The Trump administration on Monday announced a series of new sanctions that target Iran’s arms industry as a part of the “maximum pressure” campaign against the Islamic Republic.
“Rather than waiting for Iran to threaten the world, the US is taking sweeping actions to prevent the world’s top state sponsor of terror from obtaining a nuclear weapon,” US Secretary of State Mike Pompeo tweeted. “This includes sanctions on 25 entities and individuals. We are keeping Americans and world citizens safe.”
The sanctions were unveiled both at a Pompeo press conference in Washington and through an executive order signed by US President Donald Trump. Pompeo was joined by UN Ambassador Kelly Craft, National Security Advisor Robert O’Brien, Treasury Secretary Steve Mnuchin and Defense Secretary Mark Esper.
“Today, I will take the first action under this new executive order by sanctioning the Iranian Ministry of Defense and armed forces logistics and Iran’s defense industries organization and its director,” Pompeo said.
Pompeo also announced sanctions against Venezuela’s Nicolas Maduro, whose presidency is contested.
“For nearly two years, the corrupt officials in Tehran have worked with the illegitimate regime in Venezuela to flout the UN arms embargo,” he said. “Our actions today are a warning that should be heard worldwide, no matter who you are. If you violate the UN arms embargo on Iran, you risk sanctions.”
Additionally, Pompeo said the US would sanction two individuals who are central to Iran’s uranium-enrichment operations.
The US actions come on the sidelines of the opening session of the UN General Assembly and in advance of Trump’s anticipated virtual address on Tuesday.
They also come as the US seeks support to snap back UN Security Council sanctions against Iran, which were lifted in 2015. This would include an arms embargo. The US is concerned by UNSC plans to lift its existing arms embargo against Iran on October 18.
Monday’s sanctions are part of an attempt to mitigate that damage and to pressure UNSC members to reimpose sanctions.
“Transfers to and from Iran of arms or related material or military equipment represent a continuing threat to regional and international security – as evidenced by Iran’s continued military support that fuels ongoing conflict in Syria, Lebanon, Iraq, and Yemen,” Trump wrote.
“Iran benefits from engaging in the conventional arms trade by strengthening its relationships with other outlier regimes, lessening its international isolation, and deriving revenue that it uses to support terror groups and fund malign activities,” he added.
Trump’s executive order seizes the property and assets connected either directly or indirectly to the Iranian arms industry.
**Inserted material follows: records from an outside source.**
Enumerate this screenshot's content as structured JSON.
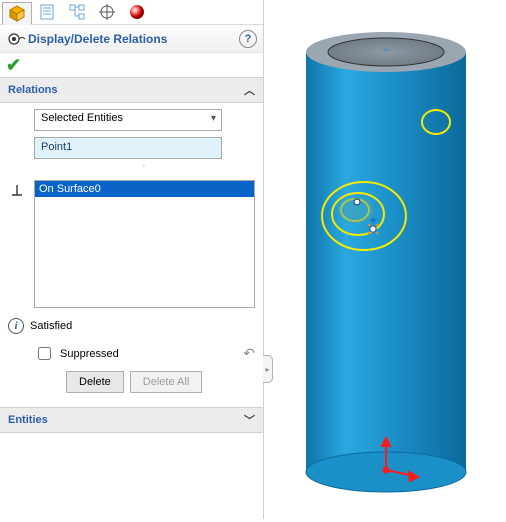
{
  "title": "Display/Delete Relations",
  "sections": {
    "relations": {
      "label": "Relations"
    },
    "entities": {
      "label": "Entities"
    }
  },
  "filter": {
    "mode": "Selected Entities",
    "entity": "Point1"
  },
  "relations_list": [
    "On Surface0"
  ],
  "status": {
    "text": "Satisfied"
  },
  "suppressed": {
    "label": "Suppressed",
    "checked": false
  },
  "buttons": {
    "delete": "Delete",
    "delete_all": "Delete All"
  },
  "tabs": {
    "active_icon": "cube-icon"
  }
}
The US Department of the Treasury is designating entities that support Iran’s nuclear and ballistic-missile programs and senior officials overseeing Iran’s nuclear power and ballistic-missile development, Mnuchin said.
“A number of our targets today are affiliated with the Atomic Energy Organization of Iran, which has operational and regulatory control over the nuclear program and bears responsibility for nuclear research and development,” he said.
“It is our expectation that all UN member states will fulfill their legal obligation and reimpose sanctions on Iran,” Craft said.
Asked about European countries’ objections to the US snapback, Pompeo said: “The country that’s isolated today is not the United States, but rather Iran.”
“By these actions, we have made it very clear that every member state in the United Nations has a responsibility to enforce these sanctions,” he said. “That certainly includes the United Kingdom, France and Germany. We will have every expectation that those nations enforce these sanctions.”
“The good news is the United States is going to make sure it happens,” Pompeo said. “We’re going to take the action that is necessary to actually deliver on what the E3 [UK, France and Germany] tells us they have as their objective. I wish that they would join us in this. We’ve had this dispute about the merits of the JCPOA that’s been going on since the Trump administration has come into place.
“The world should know that the United States will stand to make sure that the arms embargo is extended, that these Security Council resolutions come back to place and that the European people will be safer as a result of the actions that the United States government has taken today.”
Over the weekend, UN Secretary-General Antonio Guterres wrote to the UN Security Council president to explain the situation by which the majority of the 15 UNSC member states did not recognize the US request to snap back sanctions against Iran. As a result, no action had been taken to reimpose those sanctions, he said.
“There would appear to be uncertainty whether or not the process” of snapping back the sanctions “was indeed initiated and concomitantly whether or not” the reimposition of the sanctions be executed, Guterres wrote.
“It is not for the secretary-general to proceed as if no such uncertainty exists,” he wrote, adding that he awaited instructions from the Security Council.